> _SOURCE INFORMATION_:

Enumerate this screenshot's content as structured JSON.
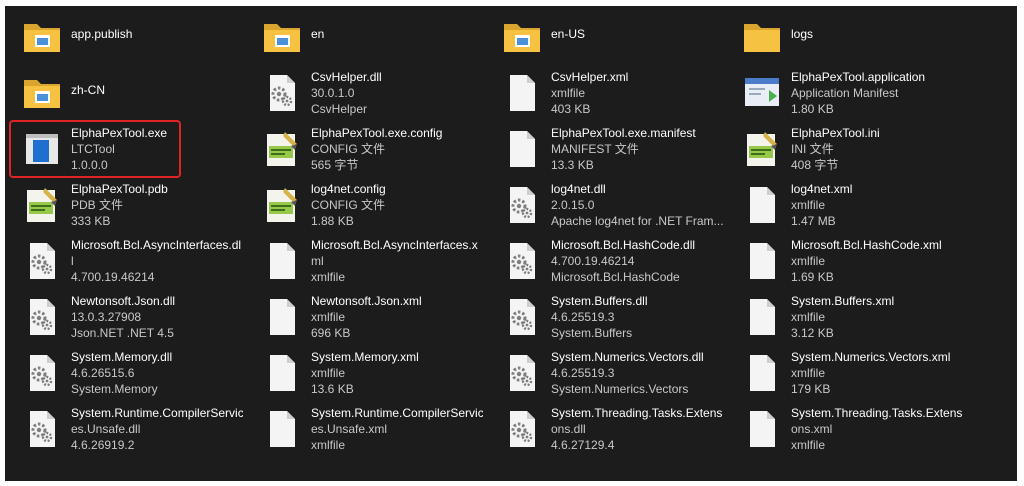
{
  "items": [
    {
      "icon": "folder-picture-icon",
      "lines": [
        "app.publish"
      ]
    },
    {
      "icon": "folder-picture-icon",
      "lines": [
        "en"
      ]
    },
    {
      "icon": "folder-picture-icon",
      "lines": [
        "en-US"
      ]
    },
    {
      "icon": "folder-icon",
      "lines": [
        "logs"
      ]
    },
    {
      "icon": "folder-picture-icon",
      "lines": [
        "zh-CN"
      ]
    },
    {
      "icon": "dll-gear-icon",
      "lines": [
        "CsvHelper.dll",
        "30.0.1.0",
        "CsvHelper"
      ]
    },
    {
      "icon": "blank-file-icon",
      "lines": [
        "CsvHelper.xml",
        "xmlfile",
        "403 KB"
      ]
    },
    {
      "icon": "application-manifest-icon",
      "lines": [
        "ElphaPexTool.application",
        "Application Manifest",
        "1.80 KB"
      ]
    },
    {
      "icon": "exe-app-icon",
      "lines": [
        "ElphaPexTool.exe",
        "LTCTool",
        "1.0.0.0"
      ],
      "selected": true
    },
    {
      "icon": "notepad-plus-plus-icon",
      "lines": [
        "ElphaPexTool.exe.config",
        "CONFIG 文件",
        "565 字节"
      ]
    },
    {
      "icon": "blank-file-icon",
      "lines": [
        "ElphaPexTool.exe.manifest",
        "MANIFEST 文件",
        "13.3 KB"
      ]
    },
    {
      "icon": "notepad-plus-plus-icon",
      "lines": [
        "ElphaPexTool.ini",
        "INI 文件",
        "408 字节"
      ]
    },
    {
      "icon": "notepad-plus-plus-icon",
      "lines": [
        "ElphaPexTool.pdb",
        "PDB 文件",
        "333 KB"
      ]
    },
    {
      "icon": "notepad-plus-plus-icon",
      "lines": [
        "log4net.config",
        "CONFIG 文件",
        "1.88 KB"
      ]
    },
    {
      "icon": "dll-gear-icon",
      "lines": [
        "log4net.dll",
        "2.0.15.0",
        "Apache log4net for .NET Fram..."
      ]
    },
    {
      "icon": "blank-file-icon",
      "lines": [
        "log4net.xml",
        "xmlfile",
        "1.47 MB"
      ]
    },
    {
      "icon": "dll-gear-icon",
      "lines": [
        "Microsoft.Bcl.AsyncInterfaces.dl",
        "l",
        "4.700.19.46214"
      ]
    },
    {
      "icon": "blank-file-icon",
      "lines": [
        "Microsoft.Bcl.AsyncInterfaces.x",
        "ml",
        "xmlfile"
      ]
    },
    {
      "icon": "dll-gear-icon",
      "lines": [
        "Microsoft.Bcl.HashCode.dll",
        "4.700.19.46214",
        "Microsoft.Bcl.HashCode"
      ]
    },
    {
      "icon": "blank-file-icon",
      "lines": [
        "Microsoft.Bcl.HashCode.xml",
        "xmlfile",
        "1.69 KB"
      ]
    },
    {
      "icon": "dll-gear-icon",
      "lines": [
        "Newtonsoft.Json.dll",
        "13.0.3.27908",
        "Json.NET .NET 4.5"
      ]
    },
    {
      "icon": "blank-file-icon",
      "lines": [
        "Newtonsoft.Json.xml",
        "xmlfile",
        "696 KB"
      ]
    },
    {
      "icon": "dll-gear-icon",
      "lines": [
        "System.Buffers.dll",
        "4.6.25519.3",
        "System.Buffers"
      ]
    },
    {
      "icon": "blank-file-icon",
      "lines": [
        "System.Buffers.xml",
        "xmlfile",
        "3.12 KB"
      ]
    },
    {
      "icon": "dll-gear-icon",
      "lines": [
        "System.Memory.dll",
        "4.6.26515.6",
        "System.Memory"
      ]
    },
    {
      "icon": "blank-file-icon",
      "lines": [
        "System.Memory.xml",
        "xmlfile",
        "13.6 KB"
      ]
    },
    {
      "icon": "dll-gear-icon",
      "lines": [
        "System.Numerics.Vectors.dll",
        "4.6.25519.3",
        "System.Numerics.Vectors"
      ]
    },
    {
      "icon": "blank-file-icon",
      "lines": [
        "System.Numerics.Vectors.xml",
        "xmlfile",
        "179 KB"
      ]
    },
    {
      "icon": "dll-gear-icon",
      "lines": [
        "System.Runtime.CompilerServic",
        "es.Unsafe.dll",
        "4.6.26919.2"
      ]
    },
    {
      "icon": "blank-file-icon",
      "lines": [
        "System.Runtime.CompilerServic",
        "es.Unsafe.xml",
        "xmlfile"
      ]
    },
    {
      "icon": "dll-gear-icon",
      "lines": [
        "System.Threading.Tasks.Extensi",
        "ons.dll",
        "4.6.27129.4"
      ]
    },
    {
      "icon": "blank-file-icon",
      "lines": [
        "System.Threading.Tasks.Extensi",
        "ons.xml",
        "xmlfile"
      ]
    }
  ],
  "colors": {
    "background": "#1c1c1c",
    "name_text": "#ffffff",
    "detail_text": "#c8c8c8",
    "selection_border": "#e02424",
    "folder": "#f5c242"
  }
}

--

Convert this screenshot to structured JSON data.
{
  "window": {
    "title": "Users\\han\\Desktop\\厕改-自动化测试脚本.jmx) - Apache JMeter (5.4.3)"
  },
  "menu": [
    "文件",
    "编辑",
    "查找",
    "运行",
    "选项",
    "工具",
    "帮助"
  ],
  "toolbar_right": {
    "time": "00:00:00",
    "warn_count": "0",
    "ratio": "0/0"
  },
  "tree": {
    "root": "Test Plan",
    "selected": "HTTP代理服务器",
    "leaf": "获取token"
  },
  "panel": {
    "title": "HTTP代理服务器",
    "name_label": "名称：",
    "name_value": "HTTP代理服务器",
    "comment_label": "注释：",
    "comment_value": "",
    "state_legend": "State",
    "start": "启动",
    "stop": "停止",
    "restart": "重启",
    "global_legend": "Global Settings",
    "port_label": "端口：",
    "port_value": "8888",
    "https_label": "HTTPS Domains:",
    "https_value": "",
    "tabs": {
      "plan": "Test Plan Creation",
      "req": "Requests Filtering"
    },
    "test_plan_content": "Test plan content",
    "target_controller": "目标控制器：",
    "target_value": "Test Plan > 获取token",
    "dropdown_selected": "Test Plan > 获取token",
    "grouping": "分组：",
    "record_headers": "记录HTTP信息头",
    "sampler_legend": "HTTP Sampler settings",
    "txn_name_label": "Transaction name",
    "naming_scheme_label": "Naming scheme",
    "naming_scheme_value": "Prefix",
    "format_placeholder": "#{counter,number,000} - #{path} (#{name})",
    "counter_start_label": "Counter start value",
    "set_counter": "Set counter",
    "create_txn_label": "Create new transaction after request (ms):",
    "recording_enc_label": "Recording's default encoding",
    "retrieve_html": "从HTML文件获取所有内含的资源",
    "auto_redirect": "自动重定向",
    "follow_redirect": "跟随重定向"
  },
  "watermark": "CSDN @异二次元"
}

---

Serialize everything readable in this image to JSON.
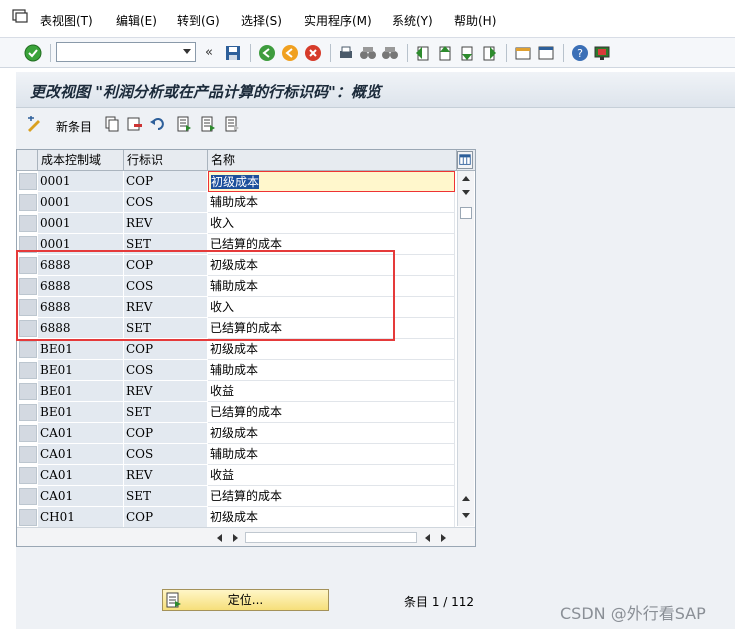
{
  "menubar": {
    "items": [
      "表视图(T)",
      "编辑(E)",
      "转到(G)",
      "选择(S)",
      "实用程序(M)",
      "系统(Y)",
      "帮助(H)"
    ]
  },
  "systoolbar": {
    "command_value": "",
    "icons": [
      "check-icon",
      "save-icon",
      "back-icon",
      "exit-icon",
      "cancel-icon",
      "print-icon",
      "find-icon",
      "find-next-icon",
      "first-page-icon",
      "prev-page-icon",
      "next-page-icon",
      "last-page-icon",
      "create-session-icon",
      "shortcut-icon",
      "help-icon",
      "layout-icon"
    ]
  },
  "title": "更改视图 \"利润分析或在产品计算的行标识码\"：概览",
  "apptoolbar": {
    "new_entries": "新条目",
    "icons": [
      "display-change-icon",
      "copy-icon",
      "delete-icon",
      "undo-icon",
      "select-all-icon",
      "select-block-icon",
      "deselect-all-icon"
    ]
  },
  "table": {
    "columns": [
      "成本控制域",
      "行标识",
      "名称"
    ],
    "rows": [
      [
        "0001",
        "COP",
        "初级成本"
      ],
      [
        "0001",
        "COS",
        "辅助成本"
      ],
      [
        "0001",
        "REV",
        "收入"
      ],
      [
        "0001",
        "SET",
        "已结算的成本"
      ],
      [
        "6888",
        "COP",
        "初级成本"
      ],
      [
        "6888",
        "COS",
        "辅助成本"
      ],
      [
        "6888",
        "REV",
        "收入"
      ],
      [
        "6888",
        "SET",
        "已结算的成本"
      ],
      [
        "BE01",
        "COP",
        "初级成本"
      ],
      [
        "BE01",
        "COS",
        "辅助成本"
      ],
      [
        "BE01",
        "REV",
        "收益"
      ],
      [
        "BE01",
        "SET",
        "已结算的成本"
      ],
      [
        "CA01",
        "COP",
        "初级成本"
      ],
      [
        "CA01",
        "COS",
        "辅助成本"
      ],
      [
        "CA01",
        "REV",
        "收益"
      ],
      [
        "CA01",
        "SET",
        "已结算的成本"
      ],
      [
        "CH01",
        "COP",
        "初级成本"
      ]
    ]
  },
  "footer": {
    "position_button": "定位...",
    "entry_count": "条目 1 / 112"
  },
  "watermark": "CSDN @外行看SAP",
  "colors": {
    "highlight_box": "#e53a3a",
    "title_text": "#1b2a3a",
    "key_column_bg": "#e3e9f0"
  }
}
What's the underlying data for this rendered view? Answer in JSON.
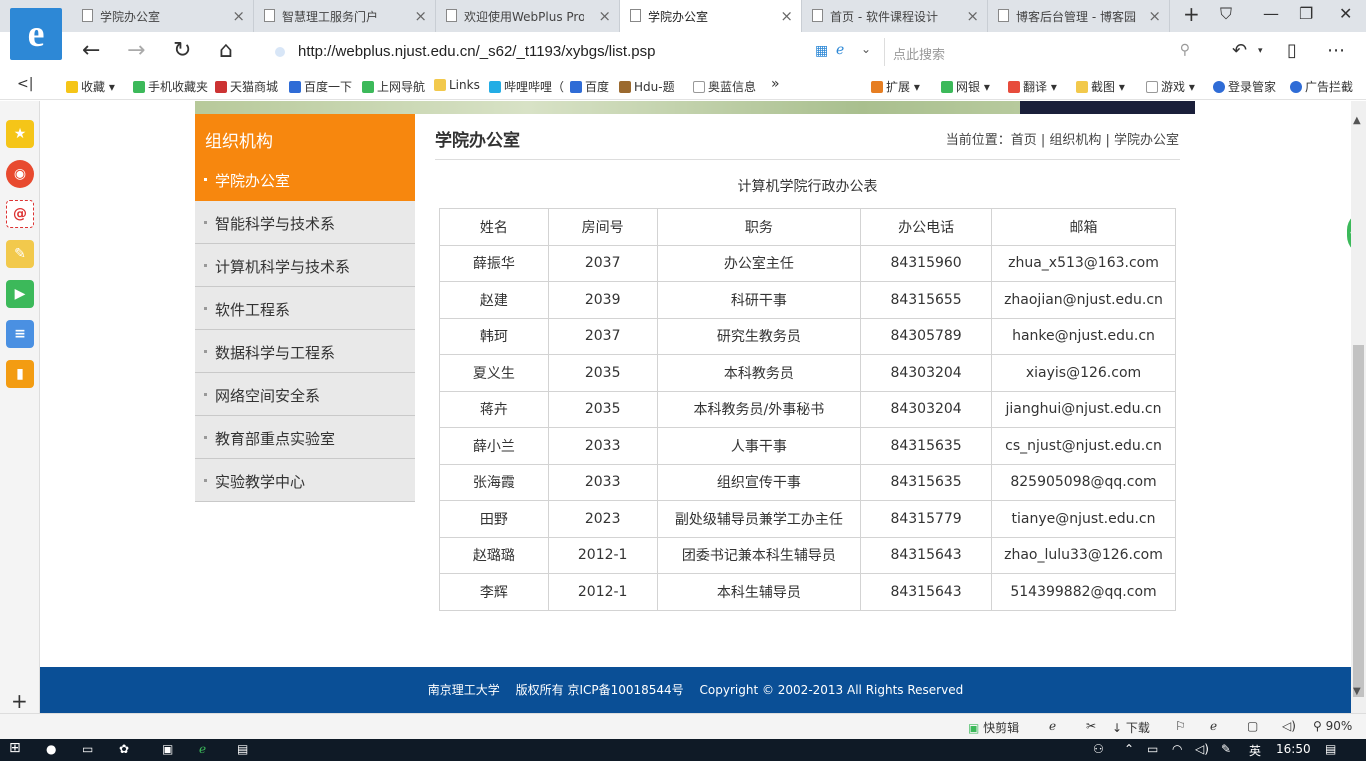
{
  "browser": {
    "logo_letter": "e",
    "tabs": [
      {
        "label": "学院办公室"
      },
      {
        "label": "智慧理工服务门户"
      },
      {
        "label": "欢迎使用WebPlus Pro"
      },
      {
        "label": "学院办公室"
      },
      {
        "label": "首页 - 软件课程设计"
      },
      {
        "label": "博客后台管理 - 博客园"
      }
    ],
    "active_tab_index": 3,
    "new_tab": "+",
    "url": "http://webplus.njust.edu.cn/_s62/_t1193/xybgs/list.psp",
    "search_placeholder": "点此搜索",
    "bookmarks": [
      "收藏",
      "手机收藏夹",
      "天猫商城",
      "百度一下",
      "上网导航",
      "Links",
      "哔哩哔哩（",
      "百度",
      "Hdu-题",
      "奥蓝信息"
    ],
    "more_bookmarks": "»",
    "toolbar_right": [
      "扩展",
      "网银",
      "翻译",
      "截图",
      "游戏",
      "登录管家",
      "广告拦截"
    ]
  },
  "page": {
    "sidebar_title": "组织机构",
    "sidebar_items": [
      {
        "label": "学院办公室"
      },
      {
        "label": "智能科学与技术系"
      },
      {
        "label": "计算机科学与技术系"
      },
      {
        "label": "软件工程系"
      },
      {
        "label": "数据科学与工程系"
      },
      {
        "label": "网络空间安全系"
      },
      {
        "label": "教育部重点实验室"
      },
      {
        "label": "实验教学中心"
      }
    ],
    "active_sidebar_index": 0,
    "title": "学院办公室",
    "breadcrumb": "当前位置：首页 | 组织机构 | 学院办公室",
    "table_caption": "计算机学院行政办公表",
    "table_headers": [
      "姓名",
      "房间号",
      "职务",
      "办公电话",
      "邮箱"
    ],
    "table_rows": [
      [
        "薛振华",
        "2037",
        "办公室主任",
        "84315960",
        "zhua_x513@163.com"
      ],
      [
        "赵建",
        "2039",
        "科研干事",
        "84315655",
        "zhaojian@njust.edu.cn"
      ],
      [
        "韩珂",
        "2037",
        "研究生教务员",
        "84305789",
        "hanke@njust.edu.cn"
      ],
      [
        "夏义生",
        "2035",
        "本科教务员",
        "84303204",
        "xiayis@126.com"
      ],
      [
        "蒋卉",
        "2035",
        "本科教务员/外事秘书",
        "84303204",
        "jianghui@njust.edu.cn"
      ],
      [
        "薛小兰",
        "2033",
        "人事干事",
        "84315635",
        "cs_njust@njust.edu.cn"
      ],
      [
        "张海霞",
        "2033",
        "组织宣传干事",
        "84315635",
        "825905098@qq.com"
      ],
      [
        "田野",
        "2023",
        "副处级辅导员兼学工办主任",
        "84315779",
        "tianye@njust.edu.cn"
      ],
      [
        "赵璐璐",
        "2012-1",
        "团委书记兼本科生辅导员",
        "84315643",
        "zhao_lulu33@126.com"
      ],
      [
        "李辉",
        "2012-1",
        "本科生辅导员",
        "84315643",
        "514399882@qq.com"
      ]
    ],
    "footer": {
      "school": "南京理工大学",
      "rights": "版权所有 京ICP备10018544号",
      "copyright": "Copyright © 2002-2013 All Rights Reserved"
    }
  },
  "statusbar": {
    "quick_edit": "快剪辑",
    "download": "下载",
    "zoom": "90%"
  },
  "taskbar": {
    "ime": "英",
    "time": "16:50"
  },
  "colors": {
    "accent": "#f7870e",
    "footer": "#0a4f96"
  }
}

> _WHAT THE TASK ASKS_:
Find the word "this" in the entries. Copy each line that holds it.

> _TASK OUTPUT_:
Enumerate this screenshot's content as structured JSON.
Convert this screenshot to structured JSON data.
Serialize everything readable in this image to JSON.
What's the underlying data for this rendered view? Answer in JSON.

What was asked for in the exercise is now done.